A functional interior, ample passenger space, strong powertrain and a well-controlled ride all contribute to the 2004 Ford Explorer's well-deserved reputation as a practical midsize SUV with few faults.
by honkalu on Jun 21, 2012 Vehicle: 2004 Ford Explorer Limited Rwd 4dr SUV (4.0L 6cyl 5A)
Purchased @ 83,000 miles.
Replaced the crank shaft pulley, now the radiator is leaking.
After reading about other problems and shelling out over a grand in my first year of ownership, I am considering selling.
Have an 2002 civic I have done nothing to with 130,000 miles
by saben on Jun 20, 2012 Vehicle: 2004 Ford Explorer XLS 4WD 4dr SUV (4.0L 6cyl 5A)
Purchased the car in 2005 with 30k on it.
The truck operated fine until I hit 125,000 miles.
at 125, the transmission went out and I had to put a new one in. at 135k, the timing belt went out.

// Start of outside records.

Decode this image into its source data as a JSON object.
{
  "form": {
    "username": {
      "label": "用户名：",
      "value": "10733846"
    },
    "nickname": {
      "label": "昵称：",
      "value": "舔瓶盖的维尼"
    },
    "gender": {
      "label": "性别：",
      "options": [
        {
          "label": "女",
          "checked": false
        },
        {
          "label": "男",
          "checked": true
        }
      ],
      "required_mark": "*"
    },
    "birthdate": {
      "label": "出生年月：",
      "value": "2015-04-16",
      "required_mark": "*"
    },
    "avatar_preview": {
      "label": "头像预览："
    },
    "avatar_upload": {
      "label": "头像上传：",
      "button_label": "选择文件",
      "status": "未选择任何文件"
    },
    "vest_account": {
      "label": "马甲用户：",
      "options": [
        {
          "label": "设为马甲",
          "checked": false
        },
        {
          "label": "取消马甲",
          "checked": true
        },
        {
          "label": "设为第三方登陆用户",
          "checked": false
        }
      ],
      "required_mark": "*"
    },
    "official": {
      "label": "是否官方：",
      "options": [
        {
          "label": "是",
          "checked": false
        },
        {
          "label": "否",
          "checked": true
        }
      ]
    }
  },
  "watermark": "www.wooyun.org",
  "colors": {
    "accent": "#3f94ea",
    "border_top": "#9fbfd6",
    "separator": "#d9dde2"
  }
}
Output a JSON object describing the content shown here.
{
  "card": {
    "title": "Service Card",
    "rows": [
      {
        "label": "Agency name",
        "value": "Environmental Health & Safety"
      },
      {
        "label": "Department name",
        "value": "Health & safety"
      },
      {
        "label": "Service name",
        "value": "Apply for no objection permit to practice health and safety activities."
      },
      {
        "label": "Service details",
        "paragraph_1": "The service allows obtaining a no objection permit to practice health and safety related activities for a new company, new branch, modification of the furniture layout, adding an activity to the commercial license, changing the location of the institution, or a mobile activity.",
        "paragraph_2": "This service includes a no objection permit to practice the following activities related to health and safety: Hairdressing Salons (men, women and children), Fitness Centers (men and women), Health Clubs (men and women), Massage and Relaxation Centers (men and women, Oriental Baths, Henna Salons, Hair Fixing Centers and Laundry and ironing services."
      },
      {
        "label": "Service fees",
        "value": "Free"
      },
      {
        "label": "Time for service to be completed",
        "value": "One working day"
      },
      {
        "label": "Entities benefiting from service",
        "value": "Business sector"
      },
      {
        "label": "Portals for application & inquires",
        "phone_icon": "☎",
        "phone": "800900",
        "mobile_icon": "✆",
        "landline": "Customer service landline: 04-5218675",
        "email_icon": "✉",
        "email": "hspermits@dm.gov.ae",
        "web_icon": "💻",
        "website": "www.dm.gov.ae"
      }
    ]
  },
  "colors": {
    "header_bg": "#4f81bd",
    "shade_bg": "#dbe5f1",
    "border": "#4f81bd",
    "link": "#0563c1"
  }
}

I guess the way they designed the belts, they have to pull the engine out of the truck to replace them, so we're talking approx 3,000 to replace the belt.
The tow truck guy and the mecanic both said that whoever designed these was an idiot.
by arizonapants on May 10, 2012 Vehicle: 2004 Ford Explorer Eddie Bauer 4WD 4dr SUV (4.6L 8cyl 5A)
When I first got this vehicle, I really liked it.
After 8 years and 85,000 miles, I am ready to move on.
Too many small problems like the visors that keep breaking, the cracked plastic on the back hatch, and a couple expensive repairs that should not have been necessary.
I take good care of my vehicles and do all the maintenance.
It's just some poor build quality starting to show through. Almost every 2004 Explorer has had these same problems and Ford will not acknowledge them nor address them.
It's too bad because other than these annoyances it really is a nice vehicle.
Ford's AdvanceTrac electronic stability control that was previously available on V8 models only is now available on all models, except the XLS and XLS Sport and all AWD models. The NBX version now comes standard with the off-road package and "NBX" tailgate badging, and can be ordered with a moonroof. Limited and Eddie Bauer models get a quad bucket seating option when equipped with the third-row bench, which adds second-row buckets and a floor console. Family buyers of the 2004 Ford Explorer should note that the optional rear air conditioner no longer requires the purchase of the third-row seat. Finally, a tire-pressure monitoring system is now standard on XLS Sport and higher trim levels, and a rear cargo shade is optional on XLT, Eddie Bauer and Limited models.